*INSTRUCTIONS TO FOLLOW:* Every record below should be repeated exactly, with the pictures left out.

(Dataset rows describing interfaces)
----------------------------------------

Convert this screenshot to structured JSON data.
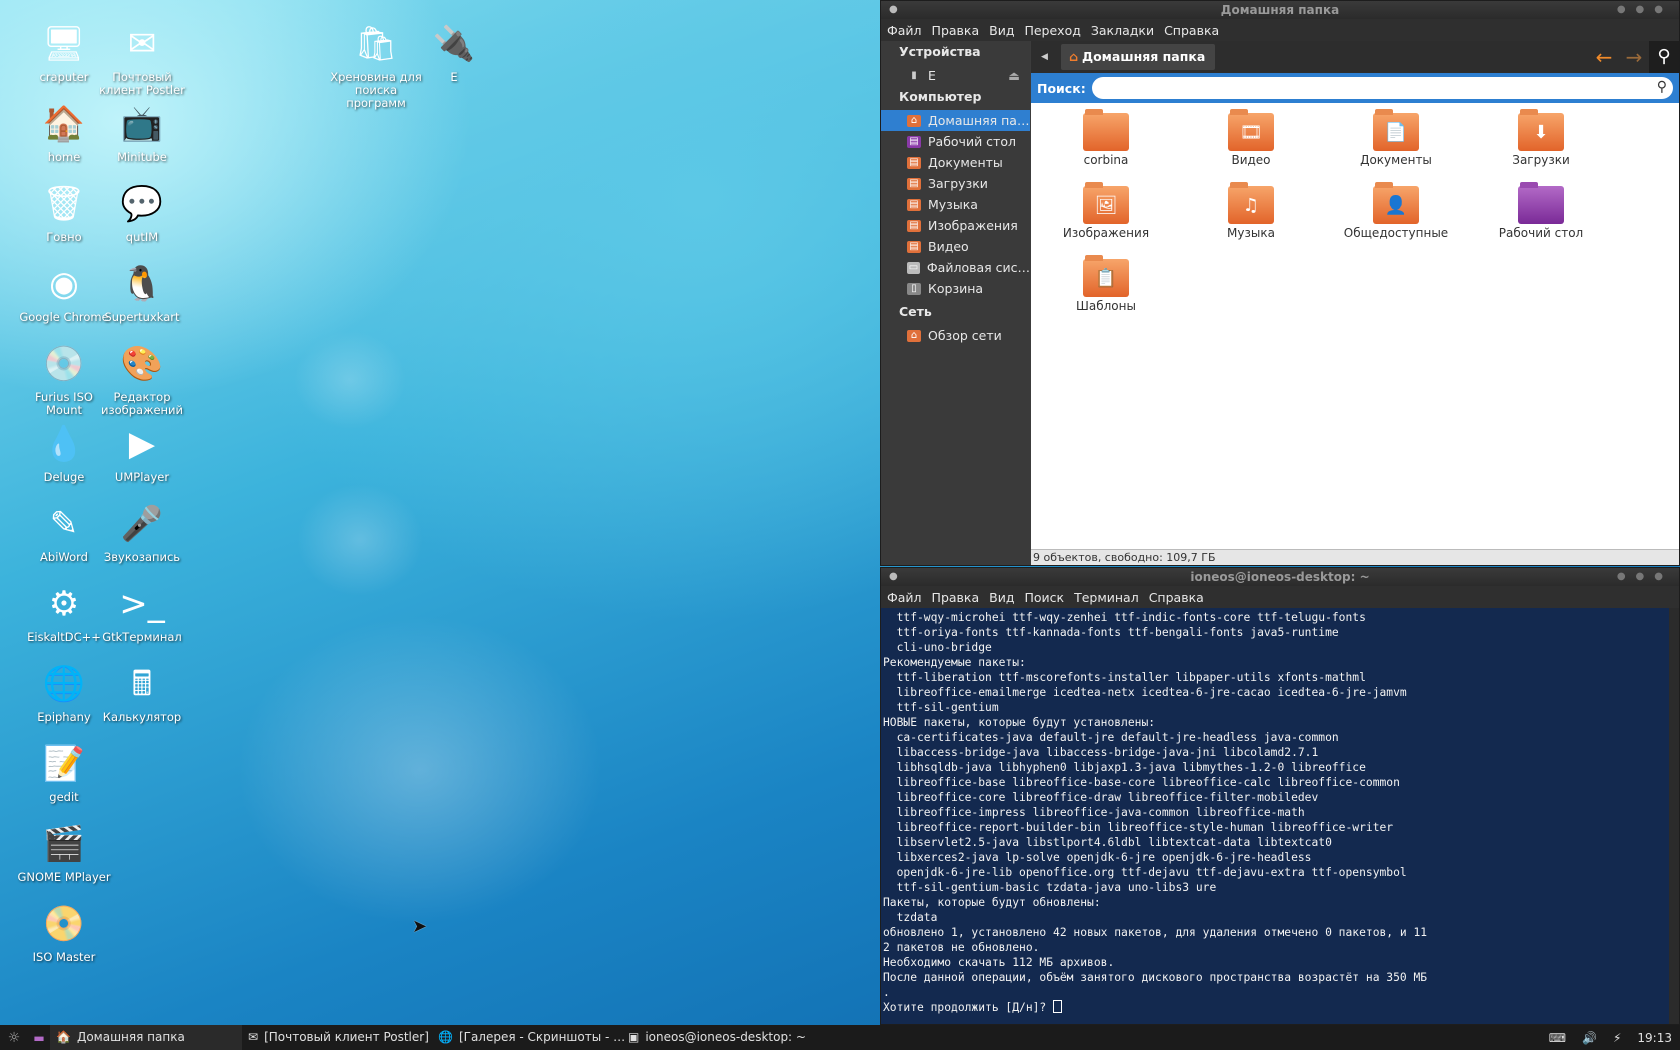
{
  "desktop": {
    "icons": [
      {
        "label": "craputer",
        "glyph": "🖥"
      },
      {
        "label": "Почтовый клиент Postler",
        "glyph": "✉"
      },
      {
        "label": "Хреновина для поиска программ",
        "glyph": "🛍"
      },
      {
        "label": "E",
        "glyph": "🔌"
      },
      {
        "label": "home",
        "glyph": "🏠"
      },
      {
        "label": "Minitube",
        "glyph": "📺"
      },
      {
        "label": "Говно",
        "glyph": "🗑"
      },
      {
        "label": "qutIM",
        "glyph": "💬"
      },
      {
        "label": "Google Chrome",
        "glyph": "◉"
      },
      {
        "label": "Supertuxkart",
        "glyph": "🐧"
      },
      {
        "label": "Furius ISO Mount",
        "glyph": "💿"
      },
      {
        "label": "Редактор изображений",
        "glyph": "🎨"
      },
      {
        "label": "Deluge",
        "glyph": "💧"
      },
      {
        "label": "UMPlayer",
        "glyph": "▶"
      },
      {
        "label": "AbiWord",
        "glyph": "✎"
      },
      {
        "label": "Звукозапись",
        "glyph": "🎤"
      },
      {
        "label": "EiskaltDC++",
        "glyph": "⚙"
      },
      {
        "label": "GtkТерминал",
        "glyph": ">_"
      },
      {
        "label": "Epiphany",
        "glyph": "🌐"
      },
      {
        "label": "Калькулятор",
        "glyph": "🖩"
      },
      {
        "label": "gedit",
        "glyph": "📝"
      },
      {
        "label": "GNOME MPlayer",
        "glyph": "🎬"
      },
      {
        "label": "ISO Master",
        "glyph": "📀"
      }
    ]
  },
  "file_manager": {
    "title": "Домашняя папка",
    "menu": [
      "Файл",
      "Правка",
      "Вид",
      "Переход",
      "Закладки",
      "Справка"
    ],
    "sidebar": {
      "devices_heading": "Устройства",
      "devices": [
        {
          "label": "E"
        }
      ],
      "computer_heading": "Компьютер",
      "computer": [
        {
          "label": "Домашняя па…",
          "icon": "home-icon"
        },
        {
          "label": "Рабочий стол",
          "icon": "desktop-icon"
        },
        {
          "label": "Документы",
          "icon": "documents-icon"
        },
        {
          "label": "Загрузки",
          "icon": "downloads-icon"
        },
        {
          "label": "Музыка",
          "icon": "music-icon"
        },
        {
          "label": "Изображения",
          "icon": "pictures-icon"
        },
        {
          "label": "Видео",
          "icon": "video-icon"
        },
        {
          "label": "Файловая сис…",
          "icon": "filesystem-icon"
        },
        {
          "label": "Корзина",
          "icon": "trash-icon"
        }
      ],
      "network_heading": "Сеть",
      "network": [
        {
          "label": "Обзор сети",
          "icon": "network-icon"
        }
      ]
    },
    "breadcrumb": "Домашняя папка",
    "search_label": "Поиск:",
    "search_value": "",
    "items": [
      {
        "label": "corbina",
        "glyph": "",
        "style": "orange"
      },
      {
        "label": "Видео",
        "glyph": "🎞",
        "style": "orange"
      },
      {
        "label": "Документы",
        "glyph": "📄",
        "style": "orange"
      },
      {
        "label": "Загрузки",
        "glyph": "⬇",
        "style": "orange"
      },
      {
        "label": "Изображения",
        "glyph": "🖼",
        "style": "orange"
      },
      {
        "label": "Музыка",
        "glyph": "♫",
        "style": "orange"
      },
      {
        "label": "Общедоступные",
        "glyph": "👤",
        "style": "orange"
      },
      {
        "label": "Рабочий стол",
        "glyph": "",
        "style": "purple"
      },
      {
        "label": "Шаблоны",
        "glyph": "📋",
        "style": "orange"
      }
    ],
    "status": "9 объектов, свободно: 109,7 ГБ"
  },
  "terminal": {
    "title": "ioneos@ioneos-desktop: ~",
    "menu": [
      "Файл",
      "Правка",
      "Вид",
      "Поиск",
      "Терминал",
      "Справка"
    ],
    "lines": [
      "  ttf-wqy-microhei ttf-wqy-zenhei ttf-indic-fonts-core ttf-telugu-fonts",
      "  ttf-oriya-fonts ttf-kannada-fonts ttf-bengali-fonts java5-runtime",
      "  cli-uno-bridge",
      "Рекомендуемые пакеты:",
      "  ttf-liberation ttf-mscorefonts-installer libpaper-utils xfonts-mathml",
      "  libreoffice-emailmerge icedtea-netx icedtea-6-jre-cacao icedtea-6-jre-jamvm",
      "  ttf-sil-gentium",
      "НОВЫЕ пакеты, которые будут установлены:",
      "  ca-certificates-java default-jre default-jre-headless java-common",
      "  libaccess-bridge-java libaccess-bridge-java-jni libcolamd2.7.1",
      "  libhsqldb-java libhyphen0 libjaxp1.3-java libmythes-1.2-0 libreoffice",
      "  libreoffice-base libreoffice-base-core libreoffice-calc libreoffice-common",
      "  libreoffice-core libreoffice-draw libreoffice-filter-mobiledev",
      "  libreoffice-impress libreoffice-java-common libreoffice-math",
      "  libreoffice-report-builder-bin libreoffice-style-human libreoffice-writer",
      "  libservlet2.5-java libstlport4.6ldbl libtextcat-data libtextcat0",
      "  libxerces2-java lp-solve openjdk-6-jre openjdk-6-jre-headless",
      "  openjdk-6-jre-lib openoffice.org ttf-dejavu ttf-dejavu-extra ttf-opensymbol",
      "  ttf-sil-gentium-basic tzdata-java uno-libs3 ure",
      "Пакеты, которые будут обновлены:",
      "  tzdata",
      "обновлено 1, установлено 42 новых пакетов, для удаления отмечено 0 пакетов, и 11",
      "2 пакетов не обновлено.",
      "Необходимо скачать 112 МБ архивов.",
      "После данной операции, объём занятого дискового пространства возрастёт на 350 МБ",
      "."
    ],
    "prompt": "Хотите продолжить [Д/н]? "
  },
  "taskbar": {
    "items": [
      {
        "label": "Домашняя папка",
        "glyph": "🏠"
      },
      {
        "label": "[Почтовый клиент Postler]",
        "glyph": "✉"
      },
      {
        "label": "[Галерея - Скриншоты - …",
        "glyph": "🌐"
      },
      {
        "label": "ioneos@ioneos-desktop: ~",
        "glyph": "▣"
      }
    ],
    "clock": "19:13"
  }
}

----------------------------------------

*REPLY TO THE TASK:*
Convert this screenshot to structured JSON data.
{
  "desktop": {
    "icons": [
      {
        "label": "craputer",
        "glyph": "🖥"
      },
      {
        "label": "Почтовый клиент Postler",
        "glyph": "✉"
      },
      {
        "label": "Хреновина для поиска программ",
        "glyph": "🛍"
      },
      {
        "label": "E",
        "glyph": "🔌"
      },
      {
        "label": "home",
        "glyph": "🏠"
      },
      {
        "label": "Minitube",
        "glyph": "📺"
      },
      {
        "label": "Говно",
        "glyph": "🗑"
      },
      {
        "label": "qutIM",
        "glyph": "💬"
      },
      {
        "label": "Google Chrome",
        "glyph": "◉"
      },
      {
        "label": "Supertuxkart",
        "glyph": "🐧"
      },
      {
        "label": "Furius ISO Mount",
        "glyph": "💿"
      },
      {
        "label": "Редактор изображений",
        "glyph": "🎨"
      },
      {
        "label": "Deluge",
        "glyph": "💧"
      },
      {
        "label": "UMPlayer",
        "glyph": "▶"
      },
      {
        "label": "AbiWord",
        "glyph": "✎"
      },
      {
        "label": "Звукозапись",
        "glyph": "🎤"
      },
      {
        "label": "EiskaltDC++",
        "glyph": "⚙"
      },
      {
        "label": "GtkТерминал",
        "glyph": ">_"
      },
      {
        "label": "Epiphany",
        "glyph": "🌐"
      },
      {
        "label": "Калькулятор",
        "glyph": "🖩"
      },
      {
        "label": "gedit",
        "glyph": "📝"
      },
      {
        "label": "GNOME MPlayer",
        "glyph": "🎬"
      },
      {
        "label": "ISO Master",
        "glyph": "📀"
      }
    ]
  },
  "file_manager": {
    "title": "Домашняя папка",
    "menu": [
      "Файл",
      "Правка",
      "Вид",
      "Переход",
      "Закладки",
      "Справка"
    ],
    "sidebar": {
      "devices_heading": "Устройства",
      "devices": [
        {
          "label": "E"
        }
      ],
      "computer_heading": "Компьютер",
      "computer": [
        {
          "label": "Домашняя па…",
          "icon": "home-icon"
        },
        {
          "label": "Рабочий стол",
          "icon": "desktop-icon"
        },
        {
          "label": "Документы",
          "icon": "documents-icon"
        },
        {
          "label": "Загрузки",
          "icon": "downloads-icon"
        },
        {
          "label": "Музыка",
          "icon": "music-icon"
        },
        {
          "label": "Изображения",
          "icon": "pictures-icon"
        },
        {
          "label": "Видео",
          "icon": "video-icon"
        },
        {
          "label": "Файловая сис…",
          "icon": "filesystem-icon"
        },
        {
          "label": "Корзина",
          "icon": "trash-icon"
        }
      ],
      "network_heading": "Сеть",
      "network": [
        {
          "label": "Обзор сети",
          "icon": "network-icon"
        }
      ]
    },
    "breadcrumb": "Домашняя папка",
    "search_label": "Поиск:",
    "search_value": "",
    "items": [
      {
        "label": "corbina",
        "glyph": "",
        "style": "orange"
      },
      {
        "label": "Видео",
        "glyph": "🎞",
        "style": "orange"
      },
      {
        "label": "Документы",
        "glyph": "📄",
        "style": "orange"
      },
      {
        "label": "Загрузки",
        "glyph": "⬇",
        "style": "orange"
      },
      {
        "label": "Изображения",
        "glyph": "🖼",
        "style": "orange"
      },
      {
        "label": "Музыка",
        "glyph": "♫",
        "style": "orange"
      },
      {
        "label": "Общедоступные",
        "glyph": "👤",
        "style": "orange"
      },
      {
        "label": "Рабочий стол",
        "glyph": "",
        "style": "purple"
      },
      {
        "label": "Шаблоны",
        "glyph": "📋",
        "style": "orange"
      }
    ],
    "status": "9 объектов, свободно: 109,7 ГБ"
  },
  "terminal": {
    "title": "ioneos@ioneos-desktop: ~",
    "menu": [
      "Файл",
      "Правка",
      "Вид",
      "Поиск",
      "Терминал",
      "Справка"
    ],
    "lines": [
      "  ttf-wqy-microhei ttf-wqy-zenhei ttf-indic-fonts-core ttf-telugu-fonts",
      "  ttf-oriya-fonts ttf-kannada-fonts ttf-bengali-fonts java5-runtime",
      "  cli-uno-bridge",
      "Рекомендуемые пакеты:",
      "  ttf-liberation ttf-mscorefonts-installer libpaper-utils xfonts-mathml",
      "  libreoffice-emailmerge icedtea-netx icedtea-6-jre-cacao icedtea-6-jre-jamvm",
      "  ttf-sil-gentium",
      "НОВЫЕ пакеты, которые будут установлены:",
      "  ca-certificates-java default-jre default-jre-headless java-common",
      "  libaccess-bridge-java libaccess-bridge-java-jni libcolamd2.7.1",
      "  libhsqldb-java libhyphen0 libjaxp1.3-java libmythes-1.2-0 libreoffice",
      "  libreoffice-base libreoffice-base-core libreoffice-calc libreoffice-common",
      "  libreoffice-core libreoffice-draw libreoffice-filter-mobiledev",
      "  libreoffice-impress libreoffice-java-common libreoffice-math",
      "  libreoffice-report-builder-bin libreoffice-style-human libreoffice-writer",
      "  libservlet2.5-java libstlport4.6ldbl libtextcat-data libtextcat0",
      "  libxerces2-java lp-solve openjdk-6-jre openjdk-6-jre-headless",
      "  openjdk-6-jre-lib openoffice.org ttf-dejavu ttf-dejavu-extra ttf-opensymbol",
      "  ttf-sil-gentium-basic tzdata-java uno-libs3 ure",
      "Пакеты, которые будут обновлены:",
      "  tzdata",
      "обновлено 1, установлено 42 новых пакетов, для удаления отмечено 0 пакетов, и 11",
      "2 пакетов не обновлено.",
      "Необходимо скачать 112 МБ архивов.",
      "После данной операции, объём занятого дискового пространства возрастёт на 350 МБ",
      "."
    ],
    "prompt": "Хотите продолжить [Д/н]? "
  },
  "taskbar": {
    "items": [
      {
        "label": "Домашняя папка",
        "glyph": "🏠"
      },
      {
        "label": "[Почтовый клиент Postler]",
        "glyph": "✉"
      },
      {
        "label": "[Галерея - Скриншоты - …",
        "glyph": "🌐"
      },
      {
        "label": "ioneos@ioneos-desktop: ~",
        "glyph": "▣"
      }
    ],
    "clock": "19:13"
  }
}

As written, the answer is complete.